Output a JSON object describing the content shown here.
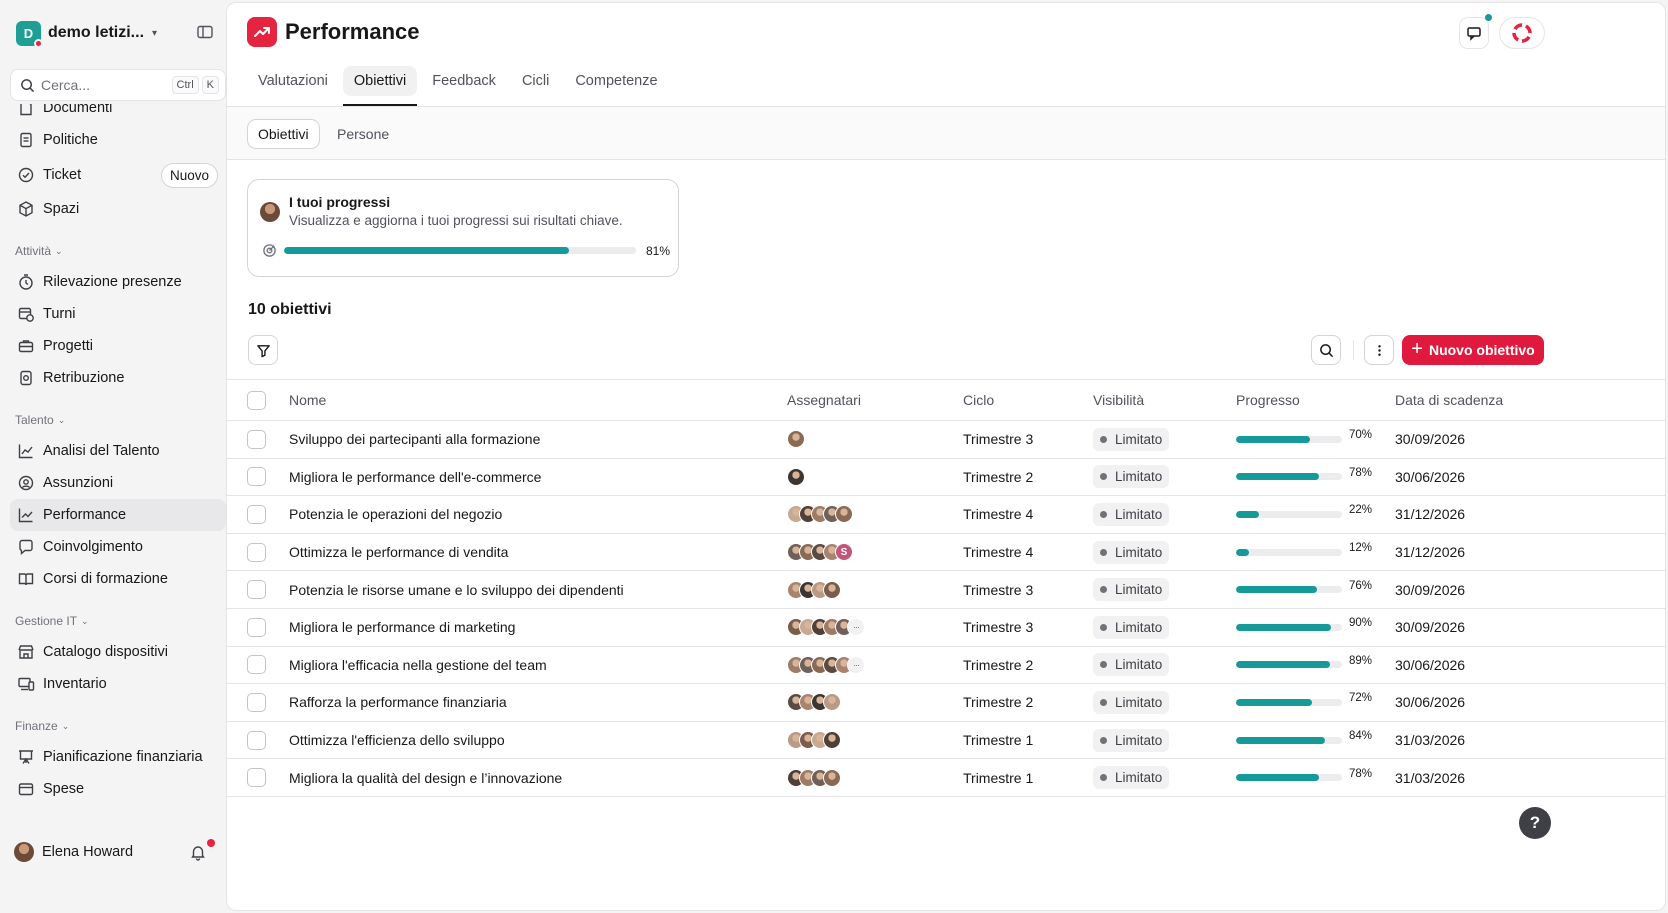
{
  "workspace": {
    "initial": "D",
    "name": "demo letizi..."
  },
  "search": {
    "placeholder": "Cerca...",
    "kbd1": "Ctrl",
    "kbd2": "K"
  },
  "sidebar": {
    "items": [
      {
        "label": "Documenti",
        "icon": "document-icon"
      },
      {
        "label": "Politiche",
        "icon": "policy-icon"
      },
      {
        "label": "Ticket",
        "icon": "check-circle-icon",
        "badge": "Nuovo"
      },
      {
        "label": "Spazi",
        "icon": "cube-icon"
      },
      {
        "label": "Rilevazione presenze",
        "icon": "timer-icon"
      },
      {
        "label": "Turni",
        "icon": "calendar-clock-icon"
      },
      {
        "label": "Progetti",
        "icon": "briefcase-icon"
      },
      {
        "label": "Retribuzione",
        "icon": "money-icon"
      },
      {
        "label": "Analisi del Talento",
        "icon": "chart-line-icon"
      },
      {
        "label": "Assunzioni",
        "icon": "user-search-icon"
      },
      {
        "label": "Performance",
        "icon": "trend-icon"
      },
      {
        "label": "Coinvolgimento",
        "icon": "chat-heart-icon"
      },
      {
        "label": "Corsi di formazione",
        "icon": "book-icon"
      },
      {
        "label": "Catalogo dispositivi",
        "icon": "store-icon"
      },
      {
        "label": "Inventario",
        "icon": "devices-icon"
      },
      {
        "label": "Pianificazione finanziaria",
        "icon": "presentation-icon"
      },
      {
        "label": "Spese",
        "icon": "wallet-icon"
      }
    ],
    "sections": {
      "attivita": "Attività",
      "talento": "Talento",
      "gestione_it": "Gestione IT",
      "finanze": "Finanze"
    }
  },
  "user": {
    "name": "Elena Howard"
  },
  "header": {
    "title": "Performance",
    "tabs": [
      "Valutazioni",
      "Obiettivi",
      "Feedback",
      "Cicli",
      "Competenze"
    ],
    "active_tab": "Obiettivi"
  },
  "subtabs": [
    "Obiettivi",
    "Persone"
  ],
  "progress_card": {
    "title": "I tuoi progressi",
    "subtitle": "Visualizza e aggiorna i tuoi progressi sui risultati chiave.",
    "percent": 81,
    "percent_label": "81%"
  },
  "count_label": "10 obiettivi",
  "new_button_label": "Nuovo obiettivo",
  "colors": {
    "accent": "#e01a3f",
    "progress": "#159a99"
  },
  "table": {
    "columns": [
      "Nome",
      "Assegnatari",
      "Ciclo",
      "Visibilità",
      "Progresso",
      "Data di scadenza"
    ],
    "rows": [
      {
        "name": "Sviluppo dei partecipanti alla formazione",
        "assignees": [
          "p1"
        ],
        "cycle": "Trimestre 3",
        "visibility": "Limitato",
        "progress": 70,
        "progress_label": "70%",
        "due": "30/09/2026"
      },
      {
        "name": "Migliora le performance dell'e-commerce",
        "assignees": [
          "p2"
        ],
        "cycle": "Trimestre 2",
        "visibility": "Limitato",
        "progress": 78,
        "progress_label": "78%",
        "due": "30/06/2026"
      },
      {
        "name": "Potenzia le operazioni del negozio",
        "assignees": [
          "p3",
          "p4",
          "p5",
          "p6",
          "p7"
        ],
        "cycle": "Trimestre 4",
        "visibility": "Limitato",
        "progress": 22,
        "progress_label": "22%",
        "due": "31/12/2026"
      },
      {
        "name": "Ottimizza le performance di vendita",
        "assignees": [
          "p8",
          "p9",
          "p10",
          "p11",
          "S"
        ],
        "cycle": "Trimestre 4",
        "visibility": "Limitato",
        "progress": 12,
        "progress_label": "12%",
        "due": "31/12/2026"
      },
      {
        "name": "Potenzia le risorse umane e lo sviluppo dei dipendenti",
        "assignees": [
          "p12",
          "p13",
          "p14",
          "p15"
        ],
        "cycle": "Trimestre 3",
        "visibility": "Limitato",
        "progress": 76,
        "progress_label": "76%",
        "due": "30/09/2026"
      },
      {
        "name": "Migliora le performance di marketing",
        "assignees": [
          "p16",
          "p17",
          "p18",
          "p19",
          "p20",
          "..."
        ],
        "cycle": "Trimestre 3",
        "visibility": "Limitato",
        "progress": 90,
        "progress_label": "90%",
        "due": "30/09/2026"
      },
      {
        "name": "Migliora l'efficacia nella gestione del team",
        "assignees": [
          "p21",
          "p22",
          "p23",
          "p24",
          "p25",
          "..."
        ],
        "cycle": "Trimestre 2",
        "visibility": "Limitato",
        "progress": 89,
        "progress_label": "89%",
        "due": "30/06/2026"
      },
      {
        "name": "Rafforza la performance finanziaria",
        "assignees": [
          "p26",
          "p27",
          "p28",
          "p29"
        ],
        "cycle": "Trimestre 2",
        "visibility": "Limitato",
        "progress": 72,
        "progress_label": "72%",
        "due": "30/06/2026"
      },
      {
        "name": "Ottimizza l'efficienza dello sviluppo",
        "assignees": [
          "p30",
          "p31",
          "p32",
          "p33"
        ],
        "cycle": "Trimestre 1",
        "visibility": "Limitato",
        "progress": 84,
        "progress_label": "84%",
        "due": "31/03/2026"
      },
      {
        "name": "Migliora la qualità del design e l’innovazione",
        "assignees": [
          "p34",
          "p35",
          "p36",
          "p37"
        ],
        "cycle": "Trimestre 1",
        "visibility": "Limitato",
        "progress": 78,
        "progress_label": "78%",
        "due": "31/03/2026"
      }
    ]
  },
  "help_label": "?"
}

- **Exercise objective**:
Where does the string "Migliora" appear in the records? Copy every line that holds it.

- **The answer**:
        "name": "Migliora le performance dell'e-commerce",
        "name": "Migliora le performance di marketing",
        "name": "Migliora l'efficacia nella gestione del team",
        "name": "Migliora la qualità del design e l’innovazione",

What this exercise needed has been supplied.